Symptoms of Reynaud's Disease
Reynaud's disease is characterised by episodes, or "attacks," that can vary in frequency and duration. Common symptoms include:
Colour changes: The affected fingers or toes may turn white (lack of blood flow), then blue or purple (lack of oxygen), and finally red (return of blood flow) during an attack.
Coldness and numbness: The digits may feel extremely cold and numb during an episode.
Tingling or pain: Some individuals may experience tingling or throbbing pain as blood flow returns.
Triggers: Attacks are often triggered by cold temperatures, emotional stress, or exposure to vibration (as in the case of using power tools).
Management and treatment
While there is no cure for Reynaud's disease, several management strategies can help alleviate symptoms and reduce the frequency and severity of attacks:
Consult with an expert: An Accredited Hand Therapist is a physiotherapist or occupational therapist with expertise in the finger, hand, wrist, elbow, and shoulder.
Avoid cold exposure: Dress warmly in cold weather, wear insulated gloves and socks, and use hand and foot warmers to maintain warmth in extremities.
Stress management: Learn stress-reduction techniques such as relaxation exercises or meditation to minimise emotional triggers.
Medications: In severe cases or secondary Reynaud's, medications may help dilate blood vessels and improve circulation.
Biofeedback: Some individuals find biofeedback therapy helpful in learning to control their body's response to stress and cold.
Quit smoking: Smoking can exacerbate Reynaud's symptoms.
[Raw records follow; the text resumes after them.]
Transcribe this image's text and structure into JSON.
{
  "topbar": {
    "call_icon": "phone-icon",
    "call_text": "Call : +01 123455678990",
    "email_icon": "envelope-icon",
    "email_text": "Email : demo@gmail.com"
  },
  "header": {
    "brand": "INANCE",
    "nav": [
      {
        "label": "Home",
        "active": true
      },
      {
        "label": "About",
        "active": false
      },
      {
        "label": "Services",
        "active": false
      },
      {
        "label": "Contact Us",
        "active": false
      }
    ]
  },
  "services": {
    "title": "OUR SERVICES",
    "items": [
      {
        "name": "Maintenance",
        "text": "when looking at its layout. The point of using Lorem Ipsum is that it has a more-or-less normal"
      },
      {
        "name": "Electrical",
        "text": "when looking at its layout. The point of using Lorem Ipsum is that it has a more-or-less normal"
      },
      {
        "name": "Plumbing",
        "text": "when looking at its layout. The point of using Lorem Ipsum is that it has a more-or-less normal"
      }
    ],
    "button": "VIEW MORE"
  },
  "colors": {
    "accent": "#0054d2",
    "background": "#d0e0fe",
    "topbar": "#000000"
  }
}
Quitting smoking is recommended.
Living Well with Reynaud's Disease
Living well with Reynaud's disease involves adjusting your daily routine and being proactive about managing symptoms:
Stay informed: Educate yourself about Reynaud's disease, its triggers, and management techniques.
Stay warm: Dress in layers, especially in cold weather. Keep gloves, hand warmers, and extra clothing on hand.
Stay active: Regular physical activity can help improve circulation.
Avoid caffeine and certain medications: Caffeine and some medications can exacerbate symptoms. Discuss with your healthcare provider if you have concerns.
Regular follow-ups: Maintain regular follow-up appointments with your Accredited Hand Therapist to monitor your condition and discuss any changes in symptoms.
Find a local Accredited Hand Therapist
Patients can find a local Accredited Hand Therapist on our website using the link below.